In evidence to the Lothian Shelf planning appeal Chris Cain, a director of Northpoint Aviation and the former Regional Airports Policy Manager for the Department of Transport, has highlighted how the passenger-focused business model, set out in the Avia Solutions report, fails to fully explore the huge potential that Manston presents to stem the £2 Billion lost to the UK economy each year due to cargo capacity constraints in the London airports system – a figure set to rise to £3.9 Billion by 2050, even with an additional runway at Heathrow.

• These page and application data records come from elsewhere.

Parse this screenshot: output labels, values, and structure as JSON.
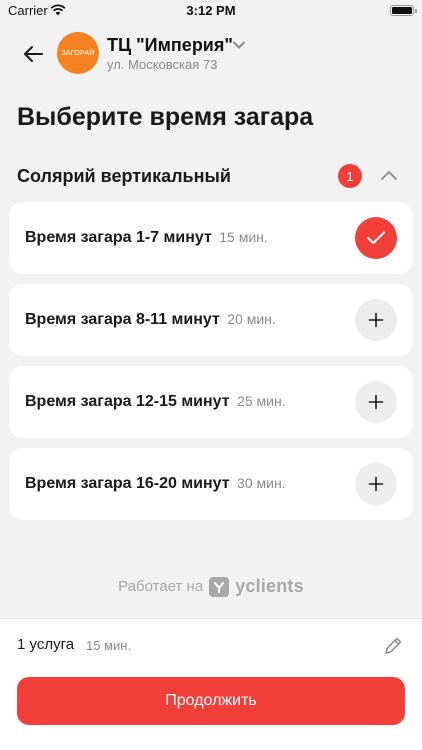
{
  "status_bar": {
    "carrier": "Carrier",
    "time": "3:12 PM",
    "battery_level": 1.0
  },
  "header": {
    "logo_text": "ЗАГОРАЙ",
    "salon_name": "ТЦ \"Империя\"",
    "address": "ул. Московская 73"
  },
  "page_title": "Выберите время загара",
  "category": {
    "title": "Солярий вертикальный",
    "badge_count": "1",
    "expanded": true
  },
  "services": [
    {
      "name": "Время загара 1-7 минут",
      "duration": "15 мин.",
      "selected": true
    },
    {
      "name": "Время загара 8-11 минут",
      "duration": "20 мин.",
      "selected": false
    },
    {
      "name": "Время загара 12-15 минут",
      "duration": "25 мин.",
      "selected": false
    },
    {
      "name": "Время загара 16-20 минут",
      "duration": "30 мин.",
      "selected": false
    }
  ],
  "powered_by": {
    "prefix": "Работает на",
    "brand": "yclients"
  },
  "summary": {
    "count": "1 услуга",
    "duration": "15 мин."
  },
  "continue_label": "Продолжить",
  "colors": {
    "accent": "#f33f3a",
    "logo": "#f58220",
    "background": "#f2f2f2"
  },
  "icons": {
    "back": "arrow-left-icon",
    "chevron": "chevron-down-icon",
    "collapse": "chevron-up-icon",
    "selected": "checkmark-icon",
    "add": "plus-icon",
    "edit": "pencil-icon"
  }
}
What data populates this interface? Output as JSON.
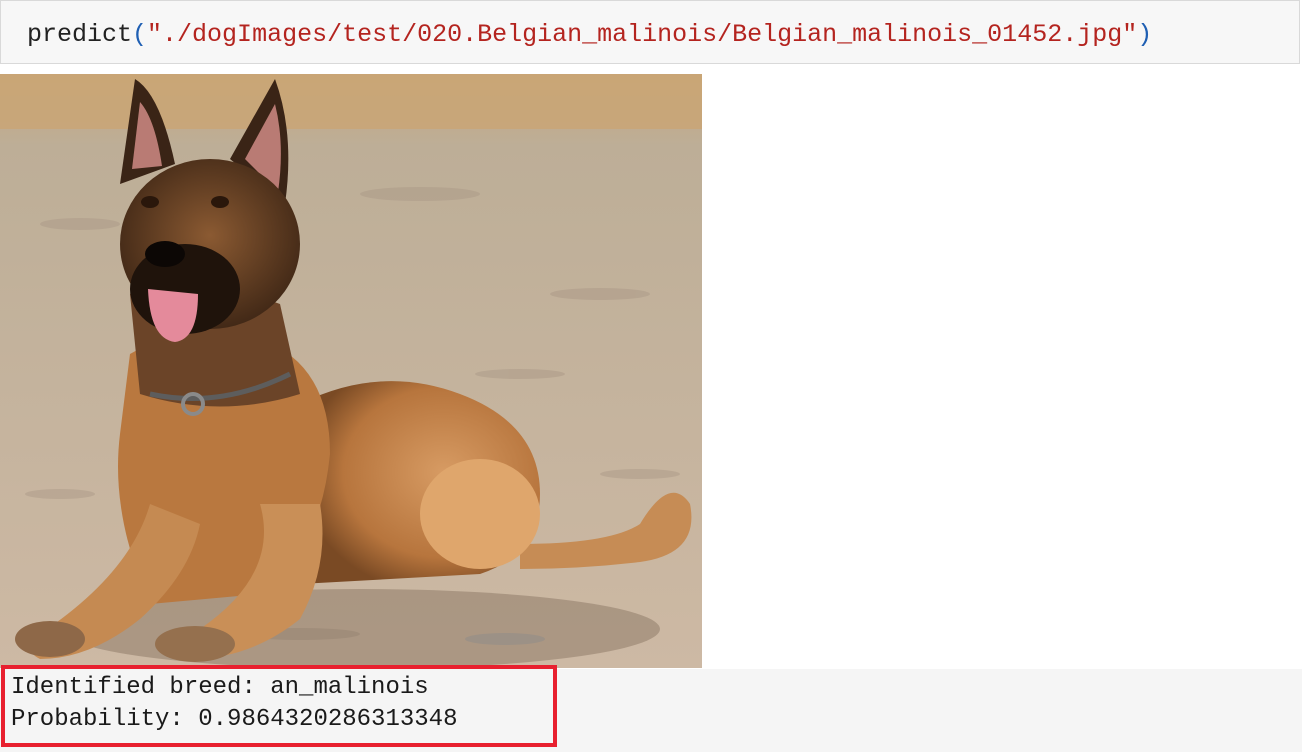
{
  "input_cell": {
    "function_name": "predict",
    "open_paren": "(",
    "argument": "\"./dogImages/test/020.Belgian_malinois/Belgian_malinois_01452.jpg\"",
    "close_paren": ")"
  },
  "output": {
    "line1": "Identified breed: an_malinois",
    "line2": "Probability: 0.9864320286313348"
  },
  "colors": {
    "string": "#b4241f",
    "paren": "#1f5fb3",
    "highlight": "#e8202f"
  }
}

Mr Cain’s evidence sought to illustrate how RSP’s proposals for Manston Airport will depart from the unsuccessful business models of previous owners of the airport, by placing an explicit emphasis on the need for diversified income streams, underpinned by a state-of-the-art cargo operation serving dedicated freighters importing and exporting a range of perishable, high-value and time-critical goods rather than rely principally on passenger services as in the past. Other activities will include aircraft servicing, teardown and recycling facilities, business and general aviation, pilot training and commercial acceptance flights providing a broader and therefore more robust base to drive the airport’s future revenues.
The evidence shows how RSP’s proposals are consistent with York Aviation’s Report for the Freight Transport Association and Transport for London in 2015 and the Department for Transport 2009 prediction of increasing cross-channel displacement of air cargo, bound for the UK, to airports in near Europe.
It also points to the lessons that can be learnt from other benchmark airports, which have already successfully developed the mixed-activity business model of the kind RSP is proposing to implement at Manston. These include Alliance Fort Worth in Texas, Hamilton Airport in Ontario, Bergamo in Italy, Liege in Belgium and Leipzig-Halle in Germany.
Said Mr Cain: “Avia’s report demonstrates a failure to grasp how strategically significant infrastructure assets such as Manston can play an important niche role within a congested system of airports such as those serving London and the South East. RSP’s carefully tailored proposals demonstrate that Manston can be successfully developed as a mixed-use airport, underpinned by a substantive and much-needed cargo operation, that will contribute materially to the local, regional and national economy.”